Kumiyo at her studio at the 1535° Creative Hub in Differdange
Photo: Mike Zenari
Kumiyo never formally studied illustration, but that hasn’t stopped her from making a career of it.
Since 2015, the Japanese manga artist has lived in Luxembourg, working out of her studio at the 1535° Creative Hub in Differdange. She learned about the space through a woman also working there whom she met at the Bologna Children’s Fair four years ago.
At the beginning, Kumiyo said should found it difficult to get set up as an independent since her “illustration work wasn’t recognised”. What’s more, although she had previously studied French at university in her hometown of Tokyo, “I didn’t speak French as well then.
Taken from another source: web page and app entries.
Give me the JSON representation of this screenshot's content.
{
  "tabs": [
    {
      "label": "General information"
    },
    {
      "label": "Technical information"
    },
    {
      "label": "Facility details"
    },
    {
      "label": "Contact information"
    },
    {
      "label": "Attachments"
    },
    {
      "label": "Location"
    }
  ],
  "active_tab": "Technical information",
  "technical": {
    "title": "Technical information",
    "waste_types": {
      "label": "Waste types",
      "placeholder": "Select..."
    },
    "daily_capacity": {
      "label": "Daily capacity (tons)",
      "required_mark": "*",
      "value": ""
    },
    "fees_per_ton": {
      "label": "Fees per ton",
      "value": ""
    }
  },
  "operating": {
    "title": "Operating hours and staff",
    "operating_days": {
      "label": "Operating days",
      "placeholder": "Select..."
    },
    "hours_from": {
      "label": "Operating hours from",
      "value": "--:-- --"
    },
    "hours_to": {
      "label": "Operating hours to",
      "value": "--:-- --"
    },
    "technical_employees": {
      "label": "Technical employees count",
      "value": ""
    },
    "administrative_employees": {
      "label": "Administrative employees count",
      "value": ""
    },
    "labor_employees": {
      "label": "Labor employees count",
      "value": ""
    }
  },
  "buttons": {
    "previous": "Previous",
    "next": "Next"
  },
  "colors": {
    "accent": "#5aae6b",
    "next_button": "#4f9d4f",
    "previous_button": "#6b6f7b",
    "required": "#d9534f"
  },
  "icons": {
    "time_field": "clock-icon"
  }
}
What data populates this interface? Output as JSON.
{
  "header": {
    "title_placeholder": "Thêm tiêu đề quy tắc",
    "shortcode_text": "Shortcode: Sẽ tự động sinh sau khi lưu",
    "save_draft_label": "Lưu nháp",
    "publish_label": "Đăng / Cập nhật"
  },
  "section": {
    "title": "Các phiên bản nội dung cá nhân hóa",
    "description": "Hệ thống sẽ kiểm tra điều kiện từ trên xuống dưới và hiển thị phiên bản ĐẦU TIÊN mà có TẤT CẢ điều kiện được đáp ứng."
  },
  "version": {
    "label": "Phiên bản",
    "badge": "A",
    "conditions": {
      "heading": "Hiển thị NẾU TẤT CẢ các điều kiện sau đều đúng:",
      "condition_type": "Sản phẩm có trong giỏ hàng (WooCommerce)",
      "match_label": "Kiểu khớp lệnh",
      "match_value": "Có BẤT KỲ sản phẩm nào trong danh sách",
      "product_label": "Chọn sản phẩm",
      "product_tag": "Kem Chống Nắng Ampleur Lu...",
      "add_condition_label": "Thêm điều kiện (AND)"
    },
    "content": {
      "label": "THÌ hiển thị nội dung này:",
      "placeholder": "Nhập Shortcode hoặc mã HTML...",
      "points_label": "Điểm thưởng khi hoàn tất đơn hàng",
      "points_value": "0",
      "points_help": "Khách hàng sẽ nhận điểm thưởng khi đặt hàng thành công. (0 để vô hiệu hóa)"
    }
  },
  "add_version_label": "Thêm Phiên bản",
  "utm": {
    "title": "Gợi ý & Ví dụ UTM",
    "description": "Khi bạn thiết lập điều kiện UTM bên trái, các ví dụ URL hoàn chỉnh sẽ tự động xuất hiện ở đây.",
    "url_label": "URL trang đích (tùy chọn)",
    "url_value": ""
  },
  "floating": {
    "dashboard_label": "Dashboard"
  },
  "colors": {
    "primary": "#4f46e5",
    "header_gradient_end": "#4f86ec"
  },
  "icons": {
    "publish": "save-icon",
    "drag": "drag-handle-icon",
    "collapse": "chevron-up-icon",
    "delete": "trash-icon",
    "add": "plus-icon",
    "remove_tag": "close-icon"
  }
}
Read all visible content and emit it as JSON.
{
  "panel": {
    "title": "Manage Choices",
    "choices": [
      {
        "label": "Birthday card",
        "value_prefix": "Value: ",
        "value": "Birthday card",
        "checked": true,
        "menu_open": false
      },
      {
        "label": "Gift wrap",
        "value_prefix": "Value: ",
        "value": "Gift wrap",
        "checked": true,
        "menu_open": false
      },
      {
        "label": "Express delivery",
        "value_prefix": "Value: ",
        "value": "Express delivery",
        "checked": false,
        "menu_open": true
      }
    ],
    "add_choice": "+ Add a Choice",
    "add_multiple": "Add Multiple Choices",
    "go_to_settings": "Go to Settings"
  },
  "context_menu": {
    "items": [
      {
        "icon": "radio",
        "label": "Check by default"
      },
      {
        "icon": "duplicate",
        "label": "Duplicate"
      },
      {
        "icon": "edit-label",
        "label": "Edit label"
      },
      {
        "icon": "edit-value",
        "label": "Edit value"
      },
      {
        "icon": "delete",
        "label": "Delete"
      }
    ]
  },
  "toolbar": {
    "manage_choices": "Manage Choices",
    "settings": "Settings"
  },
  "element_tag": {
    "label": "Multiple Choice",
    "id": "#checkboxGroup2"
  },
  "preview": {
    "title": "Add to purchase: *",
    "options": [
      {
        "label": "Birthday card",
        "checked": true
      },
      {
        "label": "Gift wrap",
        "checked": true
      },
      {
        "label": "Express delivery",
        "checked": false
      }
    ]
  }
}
It took a lot of time to inform myself on my own and with the information available on websites.”
Luckily, she met other illustrators in the grand duchy who helped her better understand how the process worked. She succeeded in registering and setting up her VAT number. And through 1535°, she has met plenty of other creatives who are open to discussing the challenges of being independent. Recently, she has also started visiting the Kirchberg-based House of Entrepreneurship, powered by the Luxembourg Chamber of Commerce. “If I have a problem, I can go there to get help.”
When she was still based in Tokyo, Kumiyo worked with a company selling radiators which wanted to use creative storytelling to enhance its marketing materials. Kumiyo still works with them from her Differdange base, recently having created a manga calendar for their clients.
But she has also completed several projects with Luxembourg-based partners. These include “Alice et le jeune pompier Skippy”, created for the 125th anniversary of the Differdange firefighters, and the 2017 “La Vie de Thal”, a book achieved in collaboration with Handicap International Luxembourg so that children can learn more about victims of war and mines. She has also made a range of postcards and posters, some drawing inspiration from the Luxembourg landscape.
Although the illustrator spent a lot of time in Japan and also in France, she praises the grand duchy for its multicultural aspects. “In Luxembourg, it’s safer and cleaner, and Luxembourgers are used to speaking many languages,” she says. “In France, they aren’t used to speaking with people who don’t speak French well. They aren’t as used to foreigners. I don’t mean that they’re mean, but it’s a difference of culture.”
Kumiyo also thinks people in Luxembourg “are used to helping each other”--something she says isn’t the case in her native Japan, where “a lot of people are alone…we have a lot of respect for distance between others.” That culture is fine for some, she adds, but she believes it can also lead to “radical ideas” if people have too much stress or unhappiness when they’re alone.
In addition to finding a community of creatives at 1535°, Kumiyo says she also interacts with the local Japanese community, for instance, by attending a few events held by the Japanese Embassy. But she’s also bringing Japanese culture to others: on Wednesday evenings, she holds a manga salon at her studio, where anyone interested in drawing or Japanese culture is welcome to stop by. Drop-ins are welcome (although it’s best to check for updates on her Facebook page).
For expats just arriving, or for those hoping to start their own business, Kumiyo has a few tips. “For foreigners like myself, information is very important to start working. You have to collect information everywhere, and not just on the internet where it sometimes isn’t well-written. It’s always important to find communities giving information and have friends to discuss with.”